Task description: Exact copy, no pictures: repeat the data that follows.

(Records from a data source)
BEGIN
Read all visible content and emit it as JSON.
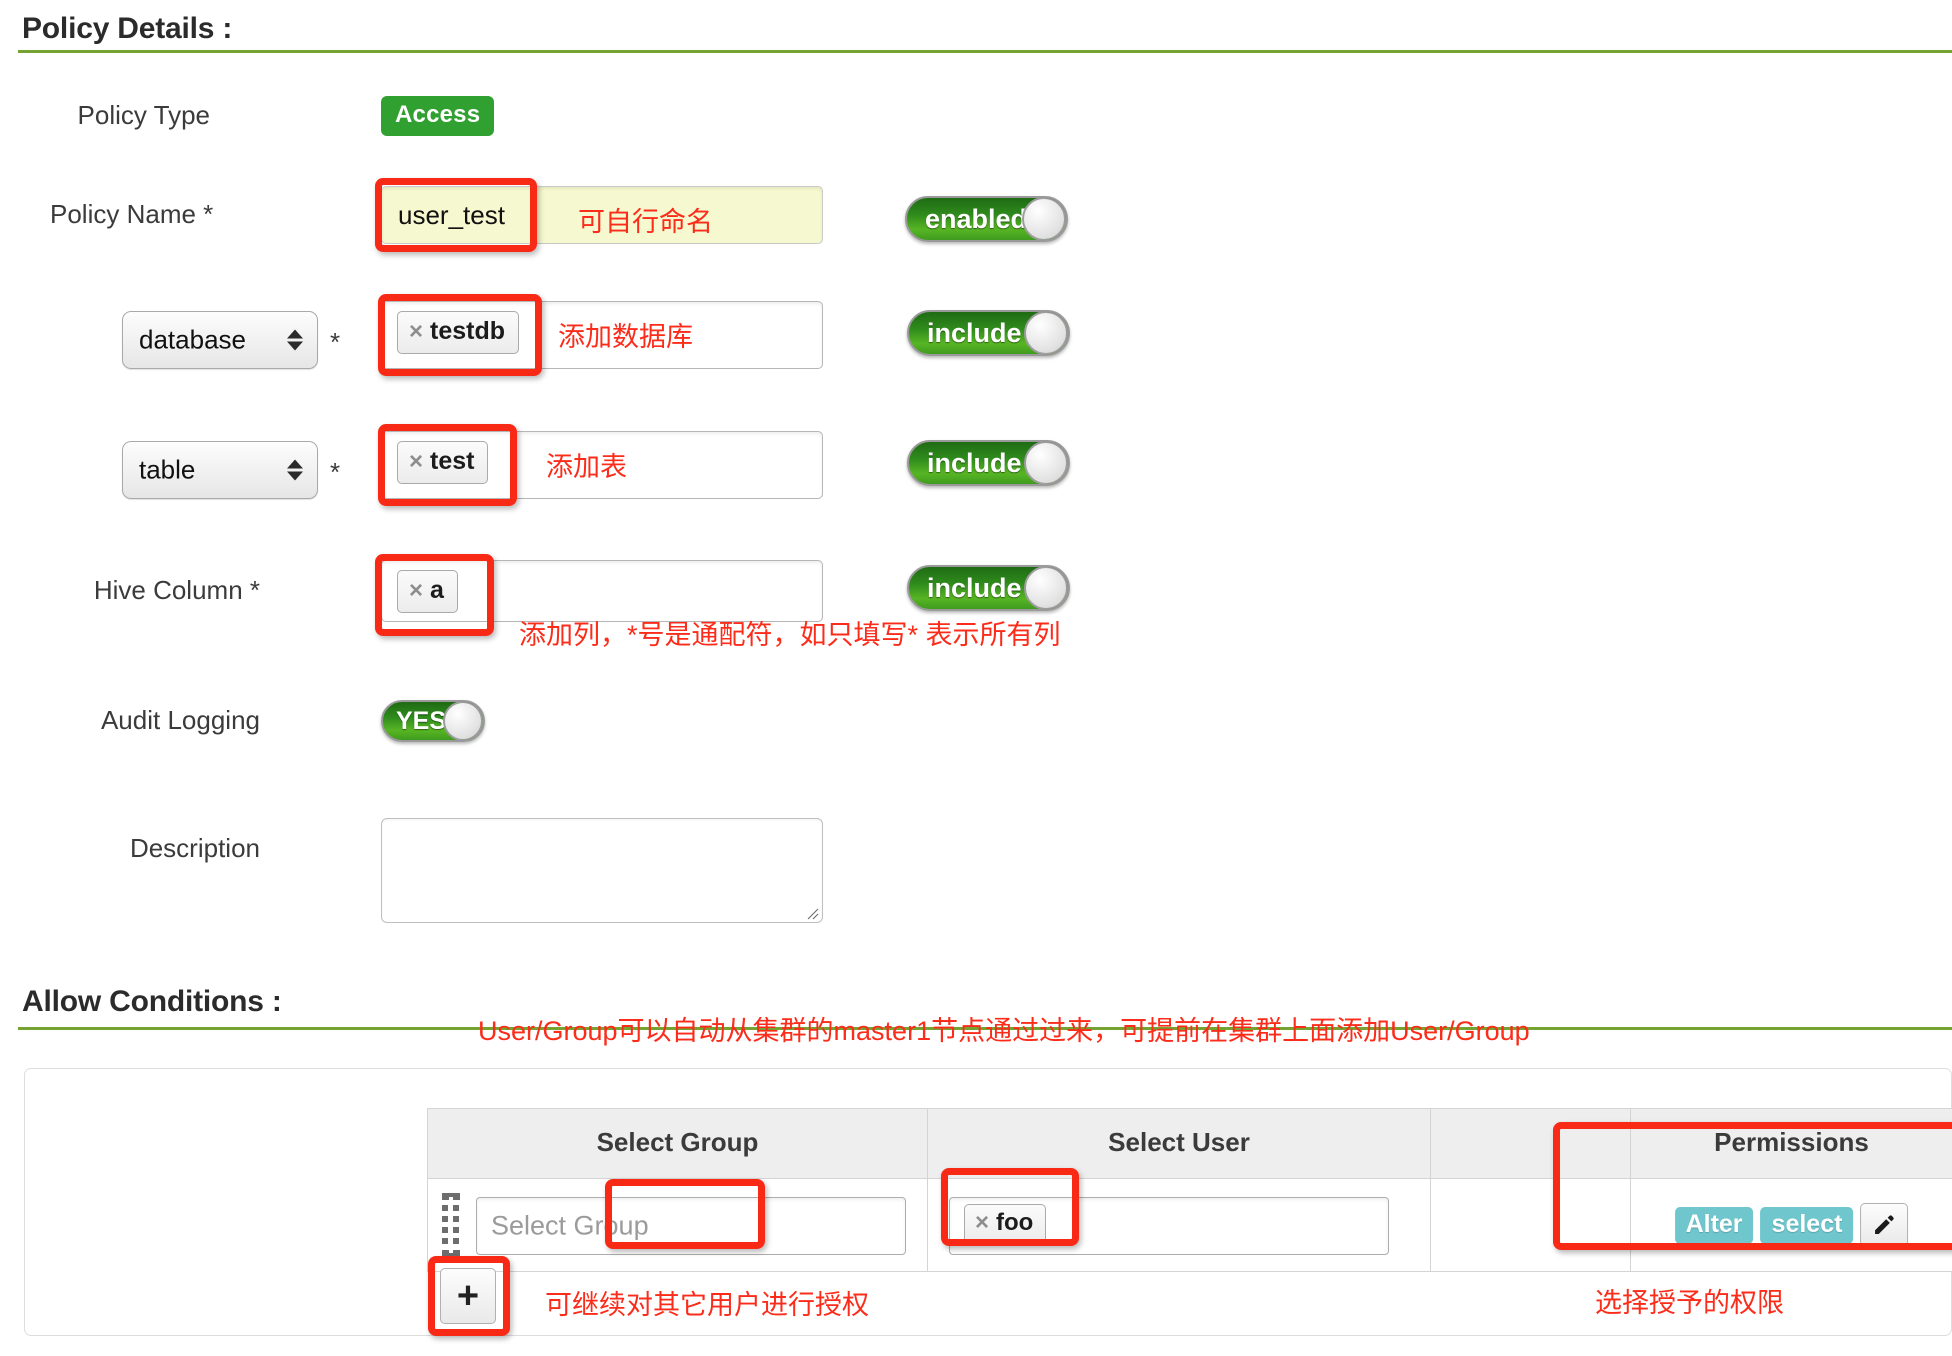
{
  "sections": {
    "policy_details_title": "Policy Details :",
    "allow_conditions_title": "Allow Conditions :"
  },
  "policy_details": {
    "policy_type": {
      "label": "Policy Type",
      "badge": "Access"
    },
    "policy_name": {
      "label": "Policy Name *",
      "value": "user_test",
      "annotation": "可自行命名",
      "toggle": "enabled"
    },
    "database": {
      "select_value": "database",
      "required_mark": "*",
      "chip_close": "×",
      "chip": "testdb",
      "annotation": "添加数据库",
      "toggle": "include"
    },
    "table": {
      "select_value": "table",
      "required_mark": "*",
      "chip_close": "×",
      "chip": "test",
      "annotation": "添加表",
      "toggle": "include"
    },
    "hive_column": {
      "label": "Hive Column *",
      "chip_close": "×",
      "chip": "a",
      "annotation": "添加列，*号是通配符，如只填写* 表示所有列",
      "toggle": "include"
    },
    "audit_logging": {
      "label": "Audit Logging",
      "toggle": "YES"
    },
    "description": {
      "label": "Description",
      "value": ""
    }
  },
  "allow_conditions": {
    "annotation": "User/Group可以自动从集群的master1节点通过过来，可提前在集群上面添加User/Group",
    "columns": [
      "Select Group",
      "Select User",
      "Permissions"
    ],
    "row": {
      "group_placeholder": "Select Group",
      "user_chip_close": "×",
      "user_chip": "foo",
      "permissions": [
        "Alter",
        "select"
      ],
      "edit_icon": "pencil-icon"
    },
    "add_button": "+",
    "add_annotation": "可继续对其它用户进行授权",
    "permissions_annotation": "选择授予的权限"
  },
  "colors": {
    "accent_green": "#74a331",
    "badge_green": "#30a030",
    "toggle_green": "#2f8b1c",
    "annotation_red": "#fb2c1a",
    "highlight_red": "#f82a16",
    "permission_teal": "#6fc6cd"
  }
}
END
Solution to this task:
Read all visible content and emit it as JSON.
{
  "sections": {
    "policy_details_title": "Policy Details :",
    "allow_conditions_title": "Allow Conditions :"
  },
  "policy_details": {
    "policy_type": {
      "label": "Policy Type",
      "badge": "Access"
    },
    "policy_name": {
      "label": "Policy Name *",
      "value": "user_test",
      "annotation": "可自行命名",
      "toggle": "enabled"
    },
    "database": {
      "select_value": "database",
      "required_mark": "*",
      "chip_close": "×",
      "chip": "testdb",
      "annotation": "添加数据库",
      "toggle": "include"
    },
    "table": {
      "select_value": "table",
      "required_mark": "*",
      "chip_close": "×",
      "chip": "test",
      "annotation": "添加表",
      "toggle": "include"
    },
    "hive_column": {
      "label": "Hive Column *",
      "chip_close": "×",
      "chip": "a",
      "annotation": "添加列，*号是通配符，如只填写* 表示所有列",
      "toggle": "include"
    },
    "audit_logging": {
      "label": "Audit Logging",
      "toggle": "YES"
    },
    "description": {
      "label": "Description",
      "value": ""
    }
  },
  "allow_conditions": {
    "annotation": "User/Group可以自动从集群的master1节点通过过来，可提前在集群上面添加User/Group",
    "columns": [
      "Select Group",
      "Select User",
      "Permissions"
    ],
    "row": {
      "group_placeholder": "Select Group",
      "user_chip_close": "×",
      "user_chip": "foo",
      "permissions": [
        "Alter",
        "select"
      ],
      "edit_icon": "pencil-icon"
    },
    "add_button": "+",
    "add_annotation": "可继续对其它用户进行授权",
    "permissions_annotation": "选择授予的权限"
  },
  "colors": {
    "accent_green": "#74a331",
    "badge_green": "#30a030",
    "toggle_green": "#2f8b1c",
    "annotation_red": "#fb2c1a",
    "highlight_red": "#f82a16",
    "permission_teal": "#6fc6cd"
  }
}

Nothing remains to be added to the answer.